Several of us at IG are reflecting on a great week of learning and connecting at the American Evaluation Association’s annual conference in Washington, DC earlier this month. We attend every year to learn, and to share our lessons learned, with fellow evaluators. We had so much fun meeting and learning from fellow lifelong students of evaluation! We also noticed several themes emerge:
Evaluation = learning
With a conference theme of “From Learning to Action,” it’s no surprise that a lot of learning went on in DC when evaluators invaded. What stuck out to us was how learning can make evaluation more accessible. Focusing on evaluation to learn—about a program, target population, issue—not to evaluate, can make evaluation more approachable (thanks to DC-based Innovation Network for that framing). Evaluation capacity building, something we love at IG, can demystify evaluation while also equipping community members with the tools they need to increase impact.
That leads to another benefit of focusing on learning and capacity building—it makes evaluation less scary! In a session on capacity building, a speaker from Evaluation for Change spoke about creating a “culture of learning” to replace a “culture of fear.” This is important to us here at IG—in one of our presentations, we talked about creative ways we have used capacity building to increase the utilization and equity of evaluation.
We also learned the value of shared understanding around words we use across different fields. As social impact measurement becomes more and more a part of our work, this becomes more important. Social Value U.S. presented on the new “Impact Management Glossary.” Check it out to learn what different words can mean in different fields of practice.
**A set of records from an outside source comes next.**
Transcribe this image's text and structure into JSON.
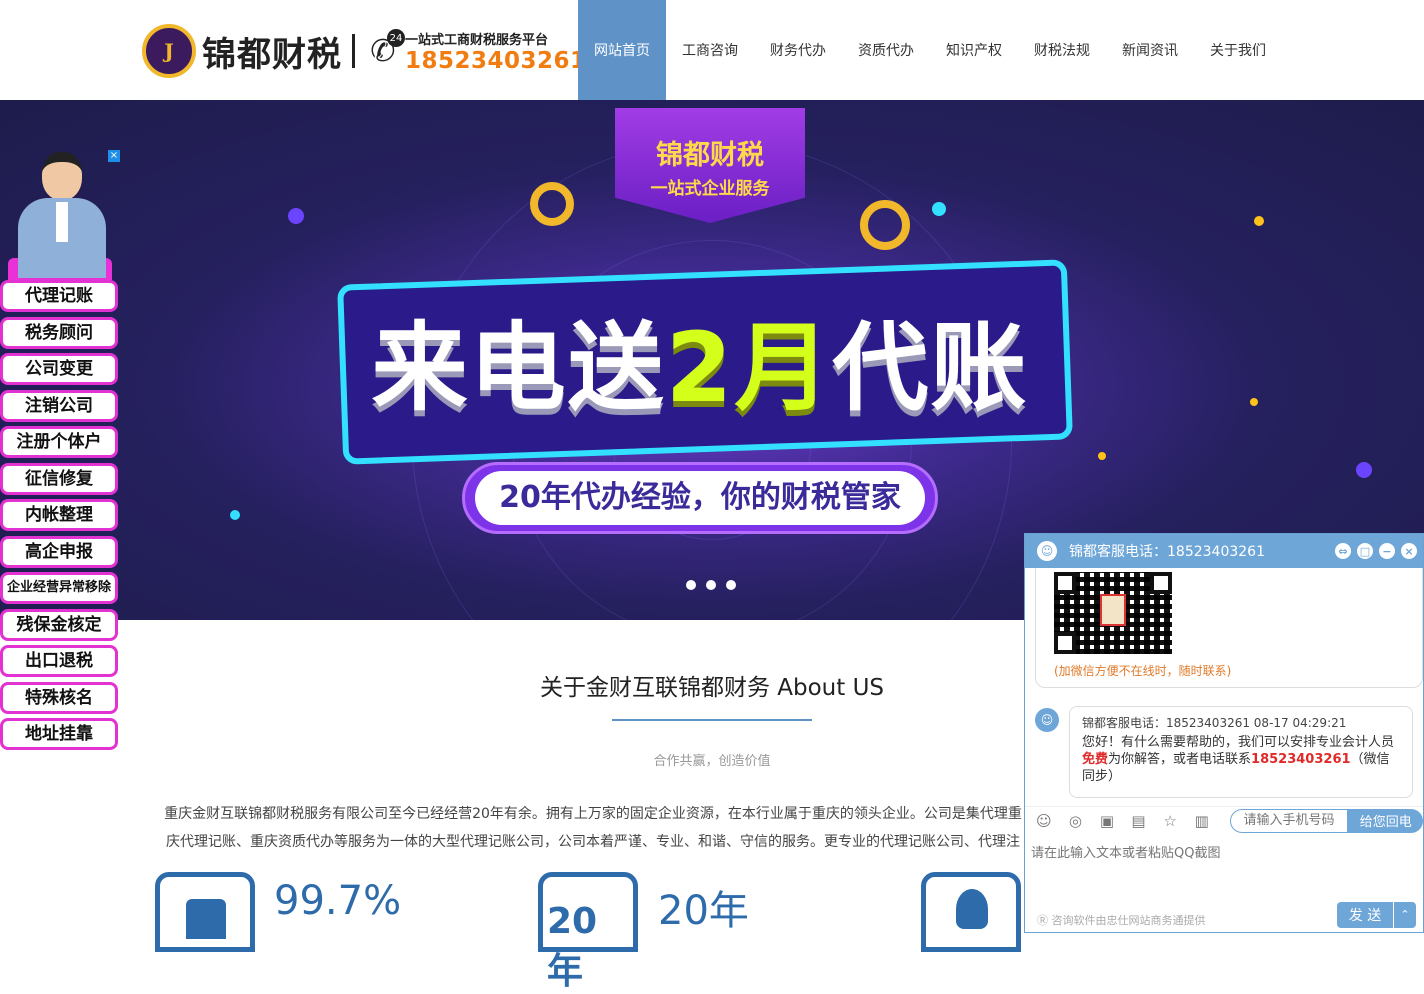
{
  "header": {
    "logo_seal": "J",
    "logo_name": "锦都财税",
    "slogan": "一站式工商财税服务平台",
    "phone": "18523403261",
    "badge": "24",
    "nav": [
      "网站首页",
      "工商咨询",
      "财务代办",
      "资质代办",
      "知识产权",
      "财税法规",
      "新闻资讯",
      "关于我们"
    ],
    "active_index": 0
  },
  "banner": {
    "ribbon_title": "锦都财税",
    "ribbon_sub": "一站式企业服务",
    "headline_a": "来电送",
    "headline_b": "2月",
    "headline_c": "代账",
    "subline": "20年代办经验，你的财税管家",
    "slides": 3
  },
  "float_menu": {
    "close": "×",
    "items": [
      "代理记账",
      "税务顾问",
      "公司变更",
      "注销公司",
      "注册个体户",
      "征信修复",
      "内帐整理",
      "高企申报",
      "企业经营异常移除",
      "残保金核定",
      "出口退税",
      "特殊核名",
      "地址挂靠"
    ]
  },
  "about": {
    "title": "关于金财互联锦都财务 About US",
    "subtitle": "合作共赢，创造价值",
    "text": "重庆金财互联锦都财税服务有限公司至今已经经营20年有余。拥有上万家的固定企业资源，在本行业属于重庆的领头企业。公司是集代理重庆代理记账、重庆资质代办等服务为一体的大型代理记账公司，公司本着严谨、专业、和谐、守信的服务。更专业的代理记账公司、代理注册公司",
    "stats": [
      {
        "value": "99.7%",
        "icon": "thumbs-up-icon"
      },
      {
        "value": "20年",
        "icon": "20-years-icon",
        "icon_text": "20年"
      },
      {
        "value": "",
        "icon": "person-icon"
      }
    ]
  },
  "chat": {
    "title": "锦都客服电话：18523403261",
    "qr_note": "(加微信方便不在线时，随时联系)",
    "msg_meta": "锦都客服电话：18523403261  08-17 04:29:21",
    "msg_1": "您好！有什么需要帮助的，我们可以安排专业会计人员",
    "msg_free": "免费",
    "msg_2": "为你解答，或者电话联系",
    "msg_phone": "18523403261",
    "msg_3": "（微信同步）",
    "phone_placeholder": "请输入手机号码",
    "callback": "给您回电",
    "input_placeholder": "请在此输入文本或者粘贴QQ截图",
    "footer": "咨询软件由忠仕网站商务通提供",
    "send": "发 送",
    "controls": [
      "⇔",
      "□",
      "−",
      "×"
    ],
    "toolbar_icons": [
      "emoji-icon",
      "wechat-icon",
      "image-icon",
      "folder-icon",
      "star-icon",
      "save-icon"
    ]
  }
}
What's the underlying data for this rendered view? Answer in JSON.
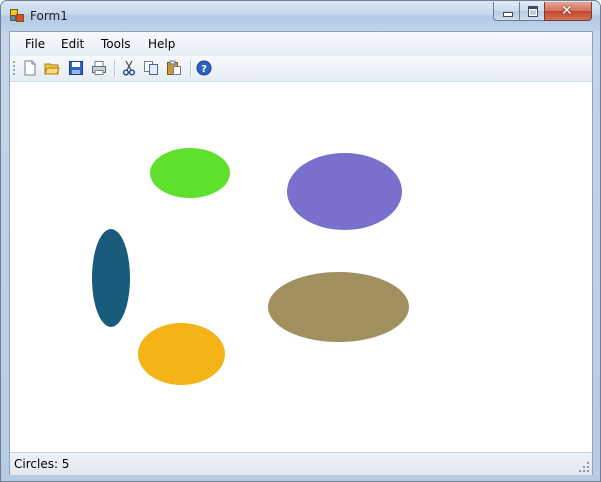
{
  "window": {
    "title": "Form1",
    "app_icon": "windows-forms-app-icon"
  },
  "title_controls": {
    "minimize_icon": "minimize-icon",
    "maximize_icon": "maximize-icon",
    "close_icon": "close-icon",
    "close_glyph": "✕"
  },
  "menu": {
    "items": [
      {
        "label": "File"
      },
      {
        "label": "Edit"
      },
      {
        "label": "Tools"
      },
      {
        "label": "Help"
      }
    ]
  },
  "toolbar": {
    "buttons": [
      {
        "icon": "new-file-icon"
      },
      {
        "icon": "open-folder-icon"
      },
      {
        "icon": "save-icon"
      },
      {
        "icon": "print-icon"
      },
      {
        "icon": "cut-icon"
      },
      {
        "icon": "copy-icon"
      },
      {
        "icon": "paste-icon"
      },
      {
        "icon": "help-icon"
      }
    ]
  },
  "canvas": {
    "shapes": [
      {
        "name": "green-ellipse",
        "color": "#5fe02d"
      },
      {
        "name": "purple-ellipse",
        "color": "#7870cc"
      },
      {
        "name": "teal-ellipse",
        "color": "#195b7a"
      },
      {
        "name": "olive-ellipse",
        "color": "#a09060"
      },
      {
        "name": "orange-ellipse",
        "color": "#f4b316"
      }
    ]
  },
  "status": {
    "text": "Circles: 5"
  },
  "colors": {
    "accent": "#1e5bb8",
    "window_frame": "#b7cbe3"
  }
}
Fun fact: in some Spanish interpretations, “evaluation” first translated to “inquisition”—language matters!
Good evaluation takes time
Evaluators left AEA empowered to take the space and time needed for valid, culturally-responsive evaluation. A comment that stuck with us from Public Policy Associates’ session on a racial equity lens was that it is an evaluator’s role—and responsibility—to tell a client how long it will take to do an evaluation the right way. This time allows the evaluator to apply expertise to conduct data collection with traditionally marginalized groups, apply a racial equity lens, and connect with key informants in the community of focus. Sometimes this calls for deep conversations with clients, and as external evaluators, we bring the third-party perspective that can help move those conversations forward!
Evaluators have a social responsibility
On the topic of cultural responsiveness, many at AEA agreed that evaluators have a social responsibility. Former AEA President Kathy Newcomer urged the more than 4,000 evaluators in attendance (and 1,000 more tuning in online!) to hold themselves accountable to the people served by what they evaluate.
Melvin Hall of Northern Arizona University, who moderated the AEA dialogues on race and class, said this can mean exposing what is hidden to clients, and bringing race equity into consideration, even in the face of pushback.
We continue to reflect on what we learned at AEA, and how it applies to our practice. But we’re already looking forward to next year!